Owners of troubled New Harbor Inn agree to give Costa Mesa first right of refusal as part of settlement
The owners of the New Harbor Inn have agreed to take steps to provide better safety and transparency measures in accordance with a recent settlement agreement with Costa Mesa.
That includes giving the city the right of first refusal should they attempt to sell the property, which officials have called a hotbed for criminal activity.
If Ming Cheng Chen and Hsiange Chu Shih Chen try to sell the motel, the city can refuse the sale. It will then have 30 days after being provided with the purchase offer to agree to purchase the motel and match the terms and conditions.
The city would be barred from transferring the property to another developer, said Frank Weiser, attorney for the Chens.
Should the motel ever be put up for sale, the city would assess the terms of the sale and its budgetary priorities at that time, said Councilman John Stephens.
“Potentially, the property could be used for affordable housing or transitional services,” Stephens said. “It is good to have that option to consider.”
As part of the agreement, the Chens will provide security patrols on the property along with detailed logs, retain copies of identification and registration cards of each registered guest for up to 90 days and provide that information to the city within seven days upon request.
They must also ensure sanitary standards are followed, as well as local, state and federal laws.
Other provisions include allowing code enforcement officers onto the property for inspections and when police and fire personnel respond to calls for service.
“We actually got more effective safeguards for the motels than we could have ever got from a trial,” Stephens said.
Weiser said the agreement was well-negotiated and pleases all those involved.
“I think it’s fair,” Weiser said of the conditions. “I really think the city and the Chens now have made peace.”
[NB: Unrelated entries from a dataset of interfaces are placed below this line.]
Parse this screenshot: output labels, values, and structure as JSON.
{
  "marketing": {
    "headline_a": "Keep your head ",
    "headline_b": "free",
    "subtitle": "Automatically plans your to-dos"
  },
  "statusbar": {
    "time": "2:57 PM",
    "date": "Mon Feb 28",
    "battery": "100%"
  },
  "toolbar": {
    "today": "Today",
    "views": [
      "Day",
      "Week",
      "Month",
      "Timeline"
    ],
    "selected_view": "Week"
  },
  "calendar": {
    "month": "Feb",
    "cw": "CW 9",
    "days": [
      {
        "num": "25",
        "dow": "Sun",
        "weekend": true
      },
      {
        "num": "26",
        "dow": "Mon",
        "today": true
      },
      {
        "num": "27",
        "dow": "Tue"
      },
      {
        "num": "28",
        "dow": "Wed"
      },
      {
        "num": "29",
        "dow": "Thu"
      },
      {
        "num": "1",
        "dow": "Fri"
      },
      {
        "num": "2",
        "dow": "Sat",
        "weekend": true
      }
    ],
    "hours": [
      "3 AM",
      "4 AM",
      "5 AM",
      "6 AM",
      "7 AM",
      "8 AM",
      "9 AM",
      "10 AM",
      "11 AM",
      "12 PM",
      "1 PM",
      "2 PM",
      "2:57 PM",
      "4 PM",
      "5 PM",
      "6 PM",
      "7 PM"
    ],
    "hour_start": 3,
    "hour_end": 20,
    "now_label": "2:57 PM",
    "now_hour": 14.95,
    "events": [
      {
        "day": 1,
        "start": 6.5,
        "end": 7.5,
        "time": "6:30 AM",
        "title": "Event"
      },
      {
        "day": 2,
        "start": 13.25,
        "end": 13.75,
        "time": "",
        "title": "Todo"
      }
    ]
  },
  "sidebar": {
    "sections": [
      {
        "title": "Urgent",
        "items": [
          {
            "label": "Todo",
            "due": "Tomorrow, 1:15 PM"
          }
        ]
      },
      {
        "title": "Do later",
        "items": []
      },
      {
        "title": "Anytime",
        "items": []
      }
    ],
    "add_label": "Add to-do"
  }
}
The Chens signed off on the city’s conditions when both parties recently agreed to drop lawsuits against each other.
In recent years, the Costa Mesa Police Department has responded to the property for prostitution, the sale and use of illegal drugs and a person found unconscious, possibly from a heroin overdose in one of the rooms.
In April 2016, the city filed a public nuisance complaint against the motel. The complaint said the motel posed “a serious threat to the safety of the public” caused by a number of criminal acts.
In response, the Chens filed a federal lawsuit against the city last year, alleging Costa Mesa officials were discriminating against the motel and its low-income tenants by trying to push them out.
The city has tried to shutter some of the blighted motels on Newport and Harbor boulevards in recent years in an attempt to improve the quality of life in those areas.
Source: The Orange County Register